Work request >>
Pull every line with the word "facing" out of the entries below.

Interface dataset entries
• • • • • • •

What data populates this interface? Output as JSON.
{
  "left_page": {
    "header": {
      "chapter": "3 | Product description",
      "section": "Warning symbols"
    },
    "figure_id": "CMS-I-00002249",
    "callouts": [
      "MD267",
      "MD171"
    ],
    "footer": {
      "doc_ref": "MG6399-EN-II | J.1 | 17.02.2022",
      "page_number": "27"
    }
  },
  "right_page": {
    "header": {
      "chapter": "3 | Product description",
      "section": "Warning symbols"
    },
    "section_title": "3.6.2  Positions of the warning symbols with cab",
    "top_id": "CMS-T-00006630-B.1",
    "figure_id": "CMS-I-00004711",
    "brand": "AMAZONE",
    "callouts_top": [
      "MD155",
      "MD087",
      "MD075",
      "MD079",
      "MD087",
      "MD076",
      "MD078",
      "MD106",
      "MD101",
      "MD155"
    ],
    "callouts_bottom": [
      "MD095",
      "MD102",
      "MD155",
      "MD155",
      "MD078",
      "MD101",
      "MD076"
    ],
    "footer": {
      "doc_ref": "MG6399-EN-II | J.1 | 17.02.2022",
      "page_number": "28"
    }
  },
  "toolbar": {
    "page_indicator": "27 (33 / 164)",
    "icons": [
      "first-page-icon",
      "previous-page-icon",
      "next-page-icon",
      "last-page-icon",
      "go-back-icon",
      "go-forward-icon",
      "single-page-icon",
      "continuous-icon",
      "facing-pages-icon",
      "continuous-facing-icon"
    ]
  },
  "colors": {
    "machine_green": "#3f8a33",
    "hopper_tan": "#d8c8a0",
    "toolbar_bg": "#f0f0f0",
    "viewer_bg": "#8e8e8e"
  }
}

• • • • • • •

Result >>
      "facing-pages-icon",
      "continuous-facing-icon"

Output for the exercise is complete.